We’ve gotten a million other practical things accomplished, which I will enumerate in my next post entitled “Triumphs”.

But some of the more exciting, less mundane (but necessary) things that we’ve been up to are meetings with the leadership here to discuss their models of ministry and discipleship, etc.  We’re pretty stoked– Fuse operates with cell groups, which sounds simple enough.  But cell groups are a great place to get newcomers involved and a place for evangelism.  Within the cell groups, people engage in one on one discipleship relationships, where their goal is to obviously become more like Jesus.  When you bring someone new to the cell group and they get saved, then it’s your responsibility to disciple them.  Once the group gets big enough, it multiplies.  Fuse has a vision to see the groups multiply to form 10 new groups this year.

The main focus of our team is to take very, very good care of everyone who comes through the door.  We don’t want to see anyone escape through the back door, but want to take very good care to produce healthy, reproducing sheep.  🙂

So, we’re a part of 2 cell groups right now (we’ll be just helpers in one), one is a English and Japanese group, another is a Portuguese/Spanish/Japanese group.

Vicente and I have been able to connect with lots of people and we’re excited to serve these groups.  Our goal is to be leading a group by the end of the year for sure.

We’ve discovered that things can get really busy really quickly, so we are trying to be wise in protecting our study time and our family time.  We don’t want to sacrifice our long-term usefulness for short-term effectiveness.  There’s got to be balance!

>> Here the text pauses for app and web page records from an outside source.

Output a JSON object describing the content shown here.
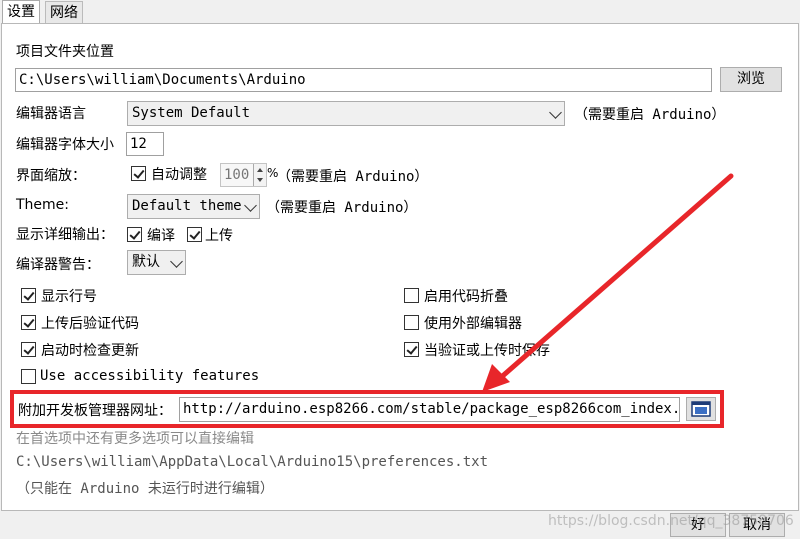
{
  "tabs": [
    {
      "label": "设置",
      "active": true
    },
    {
      "label": "网络",
      "active": false
    }
  ],
  "sketchbook": {
    "label": "项目文件夹位置",
    "value": "C:\\Users\\william\\Documents\\Arduino",
    "browse_label": "浏览"
  },
  "editor_language": {
    "label": "编辑器语言",
    "value": "System Default",
    "note": "（需要重启 Arduino）"
  },
  "font_size": {
    "label": "编辑器字体大小",
    "value": "12"
  },
  "scale": {
    "label": "界面缩放：",
    "auto_label": "自动调整",
    "auto_checked": true,
    "value": "100",
    "unit": "%",
    "note": "（需要重启 Arduino）"
  },
  "theme": {
    "label": "Theme:",
    "value": "Default theme",
    "note": "（需要重启 Arduino）"
  },
  "verbose": {
    "label": "显示详细输出：",
    "compile_label": "编译",
    "compile_checked": true,
    "upload_label": "上传",
    "upload_checked": true
  },
  "warnings": {
    "label": "编译器警告：",
    "value": "默认"
  },
  "options": {
    "line_numbers": {
      "label": "显示行号",
      "checked": true
    },
    "verify_upload": {
      "label": "上传后验证代码",
      "checked": true
    },
    "check_updates": {
      "label": "启动时检查更新",
      "checked": true
    },
    "accessibility": {
      "label": "Use accessibility features",
      "checked": false
    },
    "code_folding": {
      "label": "启用代码折叠",
      "checked": false
    },
    "external_editor": {
      "label": "使用外部编辑器",
      "checked": false
    },
    "save_on_verify": {
      "label": "当验证或上传时保存",
      "checked": true
    }
  },
  "board_urls": {
    "label": "附加开发板管理器网址：",
    "value": "http://arduino.esp8266.com/stable/package_esp8266com_index.json"
  },
  "footer": {
    "more_prefs": "在首选项中还有更多选项可以直接编辑",
    "prefs_path": "C:\\Users\\william\\AppData\\Local\\Arduino15\\preferences.txt",
    "edit_note": "（只能在 Arduino 未运行时进行编辑）"
  },
  "buttons": {
    "ok_label": "好",
    "cancel_label": "取消"
  },
  "watermark": "https://blog.csdn.net/qq_38758706",
  "colors": {
    "highlight": "#e8262a",
    "panel_bg": "#ffffff",
    "window_bg": "#f0f0f0"
  }
}
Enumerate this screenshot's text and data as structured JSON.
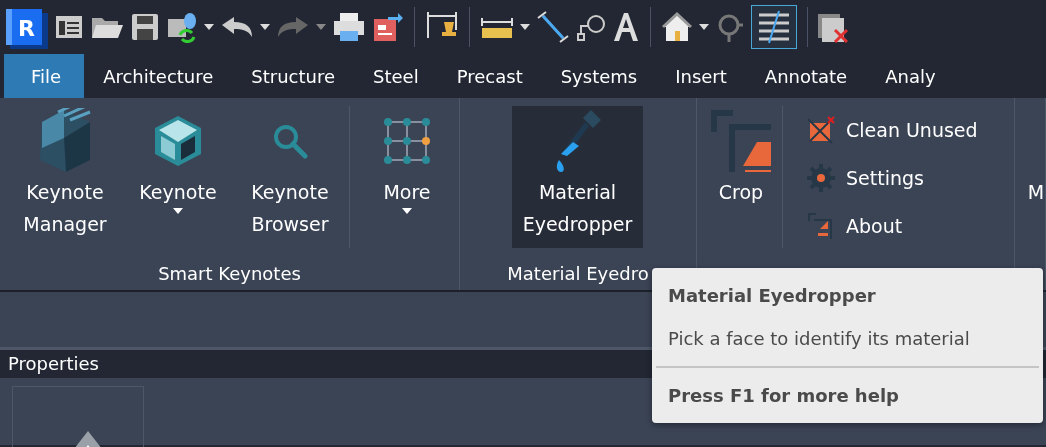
{
  "app_logo": {
    "letter": "R"
  },
  "tabs": [
    {
      "label": "File",
      "selected": true
    },
    {
      "label": "Architecture",
      "selected": false
    },
    {
      "label": "Structure",
      "selected": false
    },
    {
      "label": "Steel",
      "selected": false
    },
    {
      "label": "Precast",
      "selected": false
    },
    {
      "label": "Systems",
      "selected": false
    },
    {
      "label": "Insert",
      "selected": false
    },
    {
      "label": "Annotate",
      "selected": false
    },
    {
      "label": "Analy",
      "selected": false
    }
  ],
  "ribbon": {
    "panels": [
      {
        "title": "Smart Keynotes",
        "buttons": [
          {
            "kind": "large",
            "label": "Keynote Manager",
            "dropdown": false,
            "hovered": false
          },
          {
            "kind": "large",
            "label": "Keynote",
            "dropdown": true,
            "hovered": false
          },
          {
            "kind": "large",
            "label": "Keynote Browser",
            "dropdown": false,
            "hovered": false
          },
          {
            "kind": "separator"
          },
          {
            "kind": "large",
            "label": "More",
            "dropdown": true,
            "hovered": false
          }
        ]
      },
      {
        "title": "Material Eyedro",
        "buttons": [
          {
            "kind": "large",
            "label": "Material Eyedropper",
            "dropdown": false,
            "hovered": true
          }
        ]
      },
      {
        "buttons": [
          {
            "kind": "large",
            "label": "Crop",
            "dropdown": false,
            "hovered": false
          },
          {
            "kind": "separator"
          },
          {
            "kind": "small",
            "label": "Clean Unused"
          },
          {
            "kind": "small",
            "label": "Settings"
          },
          {
            "kind": "small",
            "label": "About"
          }
        ]
      },
      {
        "buttons": [
          {
            "kind": "large",
            "label": "M",
            "dropdown": false,
            "hovered": false
          }
        ]
      }
    ]
  },
  "properties": {
    "title": "Properties"
  },
  "tooltip": {
    "title": "Material Eyedropper",
    "description": "Pick a face to identify its material",
    "help": "Press F1 for more help"
  }
}
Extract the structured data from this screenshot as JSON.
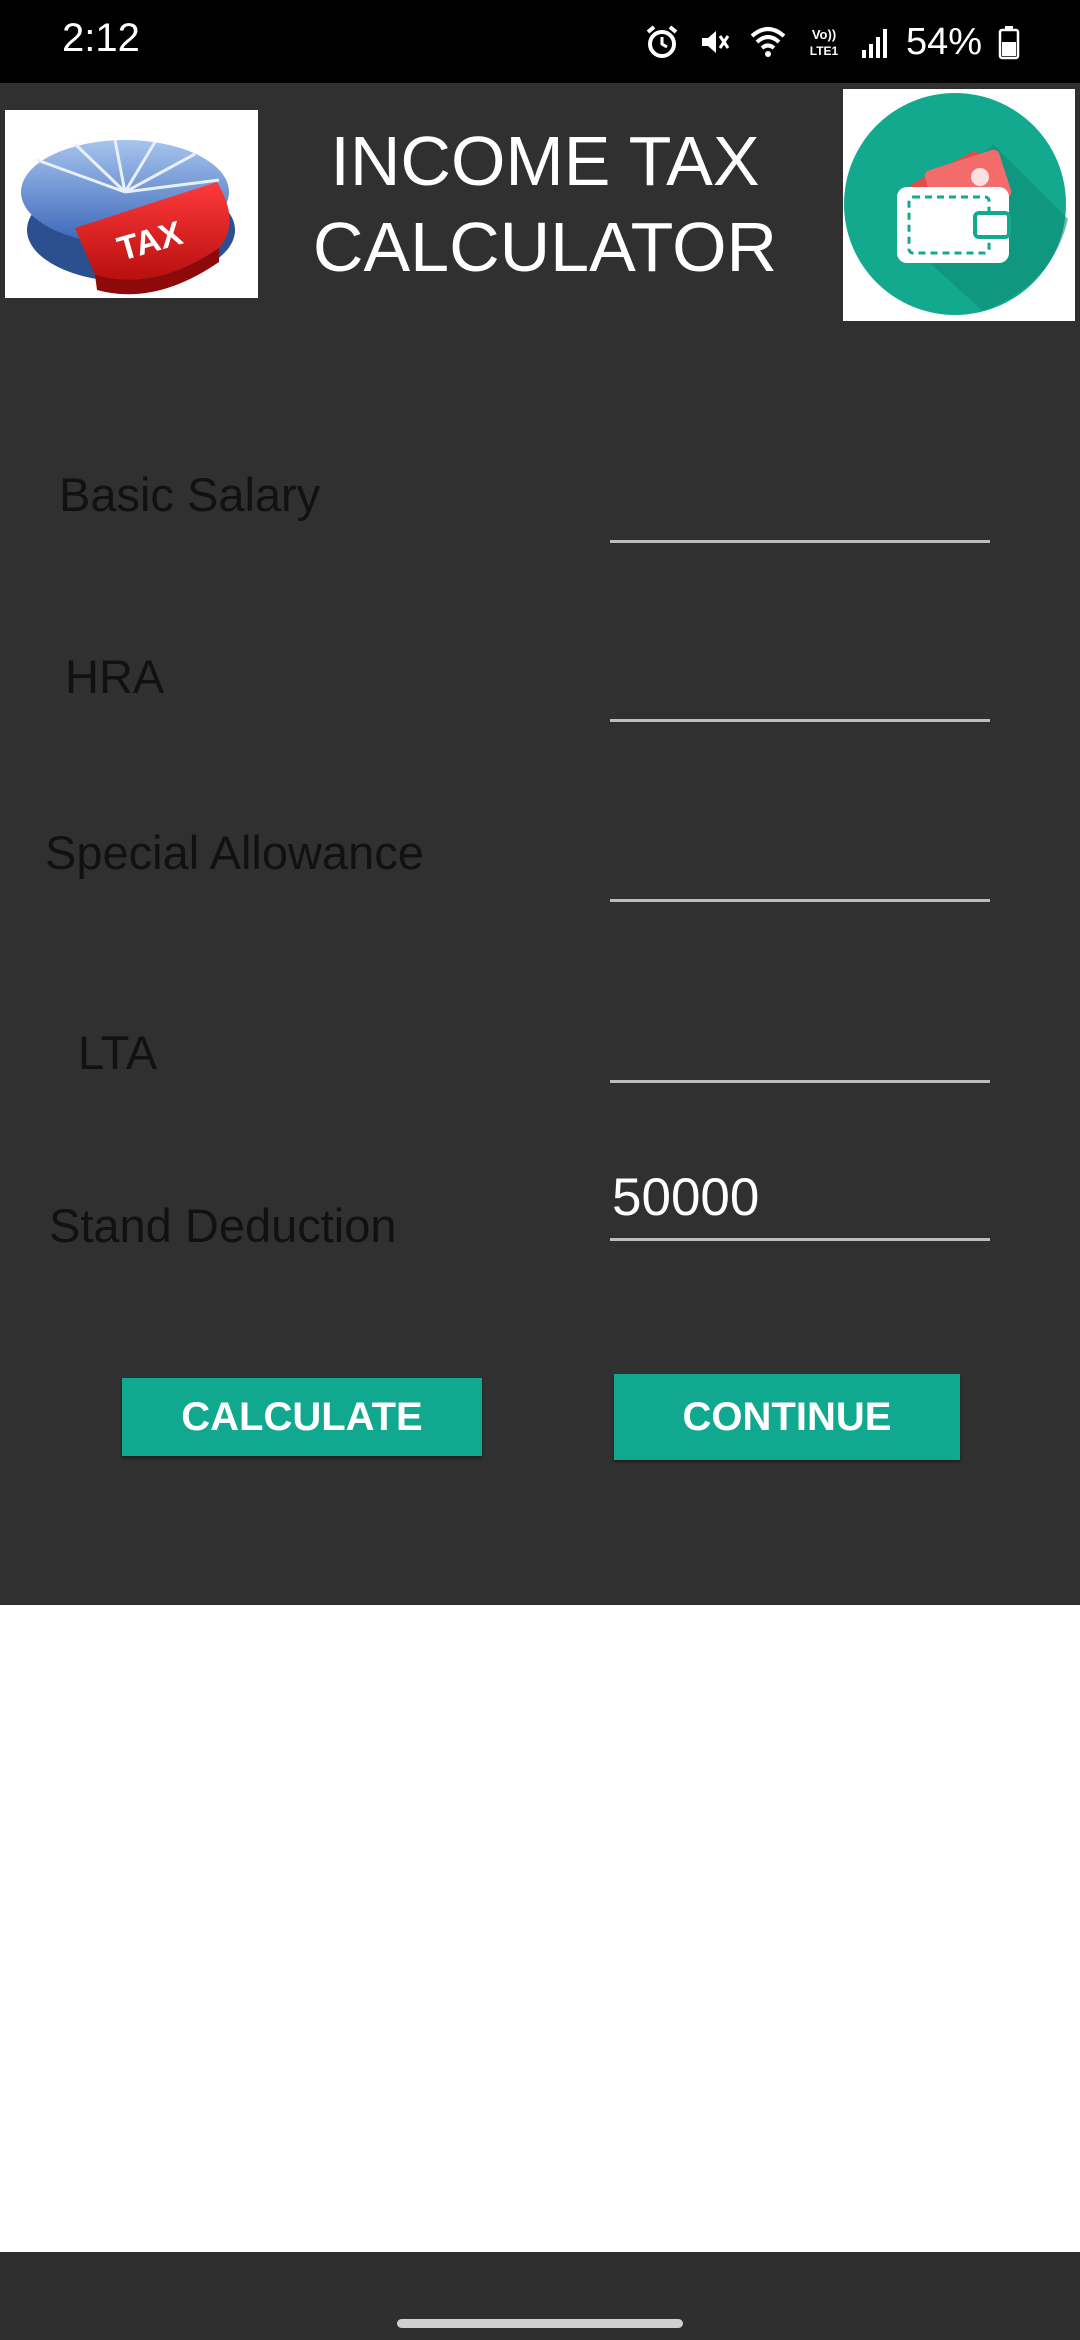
{
  "status_bar": {
    "time": "2:12",
    "battery_percent": "54%",
    "network_label": "Vo)) LTE1",
    "icons": [
      "alarm-icon",
      "mute-vibrate-icon",
      "wifi-icon",
      "volte-icon",
      "signal-icon",
      "battery-icon"
    ]
  },
  "header": {
    "title_line1": "INCOME TAX",
    "title_line2": "CALCULATOR",
    "left_logo_text": "TAX",
    "left_logo_icon": "tax-pie-chart-logo",
    "right_logo_icon": "wallet-icon"
  },
  "form": {
    "basic_salary": {
      "label": "Basic Salary",
      "value": "",
      "placeholder": ""
    },
    "hra": {
      "label": "HRA",
      "value": "",
      "placeholder": ""
    },
    "special_allowance": {
      "label": "Special Allowance",
      "value": "",
      "placeholder": ""
    },
    "lta": {
      "label": "LTA",
      "value": "",
      "placeholder": ""
    },
    "stand_deduction": {
      "label": "Stand Deduction",
      "value": "50000",
      "placeholder": ""
    }
  },
  "buttons": {
    "calculate_label": "CALCULATE",
    "continue_label": "CONTINUE"
  },
  "colors": {
    "app_background": "#303030",
    "accent": "#10a88f",
    "status_bar": "#000000",
    "wallet_circle": "#12a98e"
  }
}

So that’s what we’ve been up to.  Getting set up.  Study.  Church.  Cell groups.  Prayer meeting.  Communicating with people in the States.

Well friends, we will connect with you later this week!  Take care!